Although Khan, an MEP, was one of  the minority of Labour’s European MPs to dissent from a letter from the European parliamentary Labour party calling for Jeremy Corbyn to go in the summer of 2016, he backed Andy Burnham and Tom Watson in 2015, and it is widely believed, fairly or unfairly, that Khan had, as one local activist put it, “the brains to know which way the wind was blowing” rather than being a pukka Corbynite.

For the leader’s office, it was a double defeat;  their preferred candidate, Sam Wheeler, was kept off the longlist, when the party’s Corbynsceptics allied with the party’s BAME leadership to draw up an all ethnic minority shortlist, and Yasmine Dar, their back-up option, was narrowly defeated by Khan among members in Manchester Gorton.

But even when the leadership has got its preferred candidate to the contest, they have been defeated. That even happened in Copeland, where the shortlist was drawn up by Corbynites and designed to advantage Rachel Holliday, the leader’s office preferred candidate.

Why does the Labour left keep losing? Supporters combination of bad luck and bad decisions for the defeat.

In Oldham West, where Michael Meacher, a committed supporter of Jeremy Corbyn’s, was succeeded by Jim McMahon, who voted for Liz Kendall, McMahon was seen to be so far ahead that they had no credible chance of stopping him. Rosena Allin-Khan was a near-perfect candidate to hold the seat of Tooting: a doctor at the local hospital, the seat’s largest employer, with links to both the Polish and Pakistani communities that make up the seat’s biggest minority blocs.  Gillian Troughton, who won the Copeland selection, is a respected local councillor.

But the leadership has also made bad decisions, some claim.  The failure to get a candidate in Manchester Gorton was particularly egregious, as one trade unionist puts it: “We all knew that Gerald was not going to make it [until 2020], they had a local boy with good connections to the trade unions, that contest should have been theirs for the taking”. Instead, they lost control of the selection panel because Jeremy Corbyn missed an NEC meeting – the NEC is hung at present as the Corbynsceptics sacrificed their majority of one to retain the chair – and with it their best chance of taking the seat.
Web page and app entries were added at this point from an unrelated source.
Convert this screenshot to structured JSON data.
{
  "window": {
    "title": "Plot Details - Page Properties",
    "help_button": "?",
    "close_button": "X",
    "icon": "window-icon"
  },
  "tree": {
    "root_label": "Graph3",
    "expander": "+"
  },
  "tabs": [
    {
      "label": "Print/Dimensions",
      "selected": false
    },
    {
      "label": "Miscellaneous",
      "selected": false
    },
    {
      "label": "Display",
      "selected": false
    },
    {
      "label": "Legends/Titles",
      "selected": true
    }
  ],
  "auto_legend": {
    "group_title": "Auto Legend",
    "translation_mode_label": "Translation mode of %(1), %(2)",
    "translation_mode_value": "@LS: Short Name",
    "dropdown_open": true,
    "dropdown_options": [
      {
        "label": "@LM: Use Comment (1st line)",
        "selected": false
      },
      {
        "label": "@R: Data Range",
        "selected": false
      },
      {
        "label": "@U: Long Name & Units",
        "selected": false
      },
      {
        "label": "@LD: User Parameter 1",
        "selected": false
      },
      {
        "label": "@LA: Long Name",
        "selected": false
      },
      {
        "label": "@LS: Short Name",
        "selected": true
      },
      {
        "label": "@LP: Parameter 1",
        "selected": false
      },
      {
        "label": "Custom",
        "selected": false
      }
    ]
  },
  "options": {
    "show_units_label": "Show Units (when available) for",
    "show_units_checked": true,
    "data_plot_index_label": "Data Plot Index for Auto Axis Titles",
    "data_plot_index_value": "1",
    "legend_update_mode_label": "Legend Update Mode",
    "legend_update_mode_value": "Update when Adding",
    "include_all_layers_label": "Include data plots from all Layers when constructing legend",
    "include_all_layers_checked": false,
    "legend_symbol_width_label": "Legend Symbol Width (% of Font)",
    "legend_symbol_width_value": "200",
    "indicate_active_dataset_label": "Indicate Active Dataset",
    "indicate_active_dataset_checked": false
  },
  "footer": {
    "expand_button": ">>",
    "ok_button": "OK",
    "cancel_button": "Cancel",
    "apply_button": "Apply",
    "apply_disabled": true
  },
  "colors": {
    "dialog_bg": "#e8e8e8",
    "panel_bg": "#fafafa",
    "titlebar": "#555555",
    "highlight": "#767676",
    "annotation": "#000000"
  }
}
Others close to the leadership point out that for the first year of Corbyn’s leadership, the leader’s office was more preoccupied with the struggle for survival than it was with getting more of its people in. Decisions in by-elections were taken on the hop and often in a way that led to problems later down the line. It made sense to keep Mo Azam, from the party’s left, off the shortlist in Oldham West when Labour MPs were worried for their own seats and about the Ukip effect if Labour selected a minority candidate. But that enraged the party’s minority politicians and led directly to the all-ethnic-minority shortlist in Manchester Gorton.

They also point out that the party's councillor base, from where many candidates are drawn, is still largely Corbynsceptic, though they hope that this will change in the next round of local government selections. (Councillors must go through a reselection process at every election.)

But the biggest shift has very little to do with the Labour leadership. The big victories for the Labour left in internal battles under Ed Miliband were the result of Unite and the GMB working together. Now they are, for various reasons, at odds and the GMB has proven significantly better at working shortlists and campaigning for its members to become MPs.  That helps Corbynsceptics. “The reason why so many of the unions supported Jeremy the first time,” one senior Corbynite argues, “Is they wanted to move the Labour party a little bit to the left. They didn’t want a socialist transformation of the Labour party. And actually if you look at the people getting selected they are not Corbynites, but they are not Blairites either, and that’s what the unions wanted.”

Regardless of why, it means that, two years into Corbyn’s leadership, the Labour left finds itself smaller in parliament than it was at the beginning.  

Stephen Bush is special correspondent at the New Statesman. His daily briefing, Morning Call, provides a quick and essential guide to British politics.